» **What you have to do**
Where a line in the entries below contains the word "temperature", count it. Return the total alone.

*** Opening Extracted material ***

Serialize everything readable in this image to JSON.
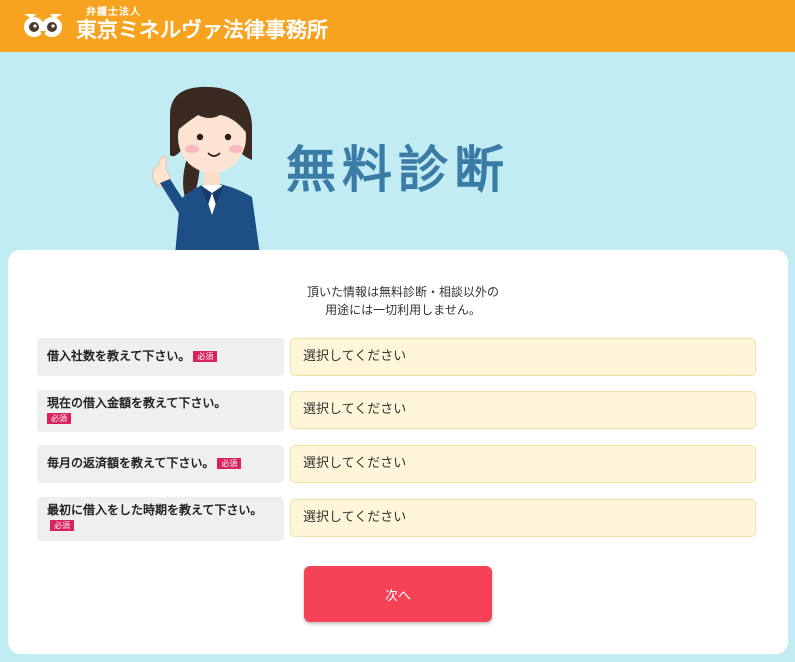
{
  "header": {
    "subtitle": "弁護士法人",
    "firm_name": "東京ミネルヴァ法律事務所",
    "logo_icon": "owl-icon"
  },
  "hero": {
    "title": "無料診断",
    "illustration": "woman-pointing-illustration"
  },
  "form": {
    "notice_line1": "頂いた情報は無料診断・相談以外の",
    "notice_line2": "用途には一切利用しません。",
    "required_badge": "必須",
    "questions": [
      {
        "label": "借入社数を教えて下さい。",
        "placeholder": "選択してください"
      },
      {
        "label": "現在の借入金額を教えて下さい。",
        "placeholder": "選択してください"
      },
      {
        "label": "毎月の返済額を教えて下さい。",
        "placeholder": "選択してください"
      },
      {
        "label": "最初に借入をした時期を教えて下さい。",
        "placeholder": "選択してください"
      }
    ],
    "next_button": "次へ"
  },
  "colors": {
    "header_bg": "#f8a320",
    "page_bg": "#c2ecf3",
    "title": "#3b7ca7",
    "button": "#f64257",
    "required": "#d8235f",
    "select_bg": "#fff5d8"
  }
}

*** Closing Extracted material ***
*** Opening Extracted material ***

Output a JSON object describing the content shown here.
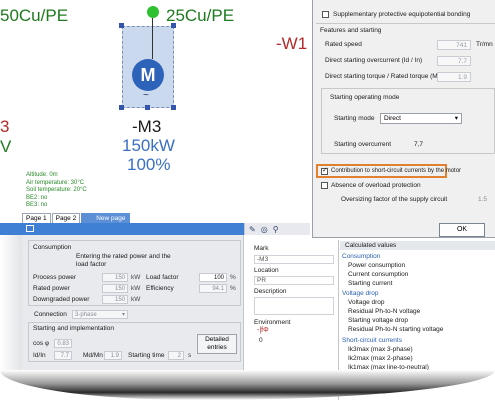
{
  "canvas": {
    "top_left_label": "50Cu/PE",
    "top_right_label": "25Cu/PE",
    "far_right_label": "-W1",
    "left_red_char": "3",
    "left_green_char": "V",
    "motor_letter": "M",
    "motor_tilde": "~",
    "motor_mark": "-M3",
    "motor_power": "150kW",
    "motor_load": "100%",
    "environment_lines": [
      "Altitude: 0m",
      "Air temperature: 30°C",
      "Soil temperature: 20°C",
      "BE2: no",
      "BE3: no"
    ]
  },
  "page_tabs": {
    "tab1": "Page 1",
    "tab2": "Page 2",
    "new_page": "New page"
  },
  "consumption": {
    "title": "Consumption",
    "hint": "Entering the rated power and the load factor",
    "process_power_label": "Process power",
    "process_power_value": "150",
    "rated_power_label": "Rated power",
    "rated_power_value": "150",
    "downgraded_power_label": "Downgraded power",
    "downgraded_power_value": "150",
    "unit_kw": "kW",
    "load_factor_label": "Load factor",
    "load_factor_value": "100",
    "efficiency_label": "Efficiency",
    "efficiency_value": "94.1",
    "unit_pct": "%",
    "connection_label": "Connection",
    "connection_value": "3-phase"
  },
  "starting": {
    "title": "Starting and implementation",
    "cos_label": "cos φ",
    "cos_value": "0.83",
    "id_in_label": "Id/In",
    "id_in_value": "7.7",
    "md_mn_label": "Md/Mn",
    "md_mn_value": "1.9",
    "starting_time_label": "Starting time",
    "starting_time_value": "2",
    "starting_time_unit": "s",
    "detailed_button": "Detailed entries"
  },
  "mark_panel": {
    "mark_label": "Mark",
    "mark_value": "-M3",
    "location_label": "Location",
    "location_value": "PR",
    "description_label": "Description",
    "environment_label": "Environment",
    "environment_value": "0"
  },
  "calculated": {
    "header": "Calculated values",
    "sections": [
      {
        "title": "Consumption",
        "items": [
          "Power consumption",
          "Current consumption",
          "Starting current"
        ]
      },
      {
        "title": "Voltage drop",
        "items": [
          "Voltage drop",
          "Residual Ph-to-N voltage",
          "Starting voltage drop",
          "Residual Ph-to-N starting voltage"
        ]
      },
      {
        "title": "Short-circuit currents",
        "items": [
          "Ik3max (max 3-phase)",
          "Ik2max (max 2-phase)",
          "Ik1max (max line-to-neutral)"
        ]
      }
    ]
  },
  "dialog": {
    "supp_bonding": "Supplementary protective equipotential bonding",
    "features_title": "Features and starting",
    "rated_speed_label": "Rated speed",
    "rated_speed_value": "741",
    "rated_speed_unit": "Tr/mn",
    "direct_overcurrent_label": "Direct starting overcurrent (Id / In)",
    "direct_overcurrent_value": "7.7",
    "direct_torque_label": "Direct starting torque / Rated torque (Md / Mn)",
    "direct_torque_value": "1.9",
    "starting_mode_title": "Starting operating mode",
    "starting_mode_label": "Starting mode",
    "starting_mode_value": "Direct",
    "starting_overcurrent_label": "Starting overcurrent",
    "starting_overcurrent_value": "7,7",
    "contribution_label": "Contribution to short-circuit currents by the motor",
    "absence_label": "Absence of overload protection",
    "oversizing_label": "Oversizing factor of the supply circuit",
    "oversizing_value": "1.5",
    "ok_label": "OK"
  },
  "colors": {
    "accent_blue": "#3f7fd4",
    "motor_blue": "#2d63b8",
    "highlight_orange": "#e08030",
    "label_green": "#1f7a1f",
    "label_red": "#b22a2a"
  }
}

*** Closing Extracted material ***

» **Response area**
2